The next thing I noticed was the fast food place the bus had stopped at. We were still a good two hours away from the designated stop, but it was time for breakfast. I sighed and pushed myself to my feet. I really hated fast food breakfasts. That much grease in the morning couldn't be good for you. But, the rumbling in my stomach, reminding me I hadn't eaten since leaving Louisiana, left no room for argument. As they say, hunger is the best seasoning. I reached down to pick up my backpack with my right hand, slinging it over my shoulder. The angle was awkward, but my left arm hung limp and lifeless at my side, so not many people asked why I made things harder for myself. Not that many people noticed me anyways. I seemed to be blessed with the gift to be easily overlooked. The ironic part is, I'm not being sarcastic.
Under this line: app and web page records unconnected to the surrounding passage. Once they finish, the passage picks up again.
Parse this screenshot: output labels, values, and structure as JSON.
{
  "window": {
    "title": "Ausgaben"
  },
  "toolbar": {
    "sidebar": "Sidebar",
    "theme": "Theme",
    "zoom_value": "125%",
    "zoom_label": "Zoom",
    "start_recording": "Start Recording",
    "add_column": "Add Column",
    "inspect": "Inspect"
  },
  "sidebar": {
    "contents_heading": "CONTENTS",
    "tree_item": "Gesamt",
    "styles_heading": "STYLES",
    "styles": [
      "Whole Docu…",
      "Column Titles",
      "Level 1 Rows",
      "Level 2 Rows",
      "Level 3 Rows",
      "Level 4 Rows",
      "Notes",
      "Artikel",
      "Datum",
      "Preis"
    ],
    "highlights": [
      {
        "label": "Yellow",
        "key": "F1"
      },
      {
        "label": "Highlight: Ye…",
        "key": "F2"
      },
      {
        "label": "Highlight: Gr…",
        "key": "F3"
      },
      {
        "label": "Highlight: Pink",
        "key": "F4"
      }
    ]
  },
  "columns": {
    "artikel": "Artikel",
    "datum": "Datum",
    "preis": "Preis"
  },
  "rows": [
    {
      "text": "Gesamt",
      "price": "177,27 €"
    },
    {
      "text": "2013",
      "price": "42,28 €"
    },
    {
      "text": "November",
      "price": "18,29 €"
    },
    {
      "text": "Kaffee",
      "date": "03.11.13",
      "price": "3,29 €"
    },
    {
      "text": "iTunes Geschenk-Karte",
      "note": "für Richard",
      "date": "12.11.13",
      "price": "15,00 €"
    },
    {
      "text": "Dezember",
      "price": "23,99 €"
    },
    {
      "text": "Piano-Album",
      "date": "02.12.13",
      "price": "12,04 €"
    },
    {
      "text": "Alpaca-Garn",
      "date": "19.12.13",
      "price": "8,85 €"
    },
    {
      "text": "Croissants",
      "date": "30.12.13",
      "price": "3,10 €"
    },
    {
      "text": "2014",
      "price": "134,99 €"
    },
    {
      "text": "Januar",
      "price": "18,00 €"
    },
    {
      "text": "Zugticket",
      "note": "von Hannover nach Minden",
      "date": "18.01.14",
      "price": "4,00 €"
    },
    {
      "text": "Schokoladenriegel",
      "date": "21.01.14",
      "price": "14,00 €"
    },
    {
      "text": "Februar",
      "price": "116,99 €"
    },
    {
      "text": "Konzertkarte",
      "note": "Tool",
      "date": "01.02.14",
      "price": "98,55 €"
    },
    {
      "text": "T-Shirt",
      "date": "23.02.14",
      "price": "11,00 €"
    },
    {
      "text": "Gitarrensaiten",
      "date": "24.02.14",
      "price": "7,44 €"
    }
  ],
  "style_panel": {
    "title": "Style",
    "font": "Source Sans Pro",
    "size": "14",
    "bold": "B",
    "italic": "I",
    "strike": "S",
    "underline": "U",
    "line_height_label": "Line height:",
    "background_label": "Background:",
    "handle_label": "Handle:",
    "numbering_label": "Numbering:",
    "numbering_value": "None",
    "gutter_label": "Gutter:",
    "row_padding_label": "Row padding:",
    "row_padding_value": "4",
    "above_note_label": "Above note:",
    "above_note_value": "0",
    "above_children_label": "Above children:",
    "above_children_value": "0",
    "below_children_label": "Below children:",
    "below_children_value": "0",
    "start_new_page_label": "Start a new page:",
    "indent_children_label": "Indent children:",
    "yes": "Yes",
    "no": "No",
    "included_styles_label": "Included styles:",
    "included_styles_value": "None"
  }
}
I was the last one to shuffle off the bus, my pack slung over my shoulder, my head down. The way I moved would have been appropriate for someone pushing sixty maybe. The sad part was, I was only about twenty-seven. I just felt a lot older. I pushed the door open to the restaurant, looking at the line in front of me. The one that consisted of the other twenty-three passengers from the bus. I huffed a sigh and leaned against the wall to wait my turn.
Just when I was sure I was about to black out from hunger, one of the women at the counter turned to look at me with a professional smile. You know, the kind that doesn't hide the disgust in their eyes. I suppose I couldn't blame her. I knew I looked horrid, my t-shirt was dirty, my jeans were ragged, and I hadn't bathed in almost a week. I could only blame two days of that on the bus ride. I shuffled forward, my head still down, and muttered my order. My voice carried enough to be heard, but I found it was odd when I listened to it. Like I wasn't talking too someone, but more in a general direction, figuring if it was important to anyone, someone would hear. Nothing fancy, just a few of their cheap breakfast sandwiches.
She rung it up, and I fished out my wallet, pulling a few dollar bills from the folded piece of worn and faded leather. As I did, a folded piece of paper came with them. My eyes fell upon the familiar scrap, old, worn, and having spent so long folded up that the creases were extremely fragile. Nothing about it's appearance now gave away what it really was. But I knew. It was a death certificate. And the name of the deceased was the same name that was printed on my Louisiana state ID: James Douglas. Another reminder of what I was trying to leave behind, but like the books, like my notes, I found myself unwilling and unable to just get rid of it. With a subtle shift of my thumb, I pushed it back into my wallet as I removed the bills to pay for what would have to pass as breakfast.
The food was edible, but not much else. The eggs had the consistency of rubber, the biscuit was dry, but at least the sausage and cheese, mass produced though they might be, were something I had gotten used to over the past few years. I was in the process of choking down my second sandwich when I found my mind wandering, almost like it was trying to remind me of how all this started. I was not exactly thrilled with the prospect of being reminded, but it was not about to let me off that easy. I may not be dead yet, but I wasn't sure how much longer I could avoid going insane.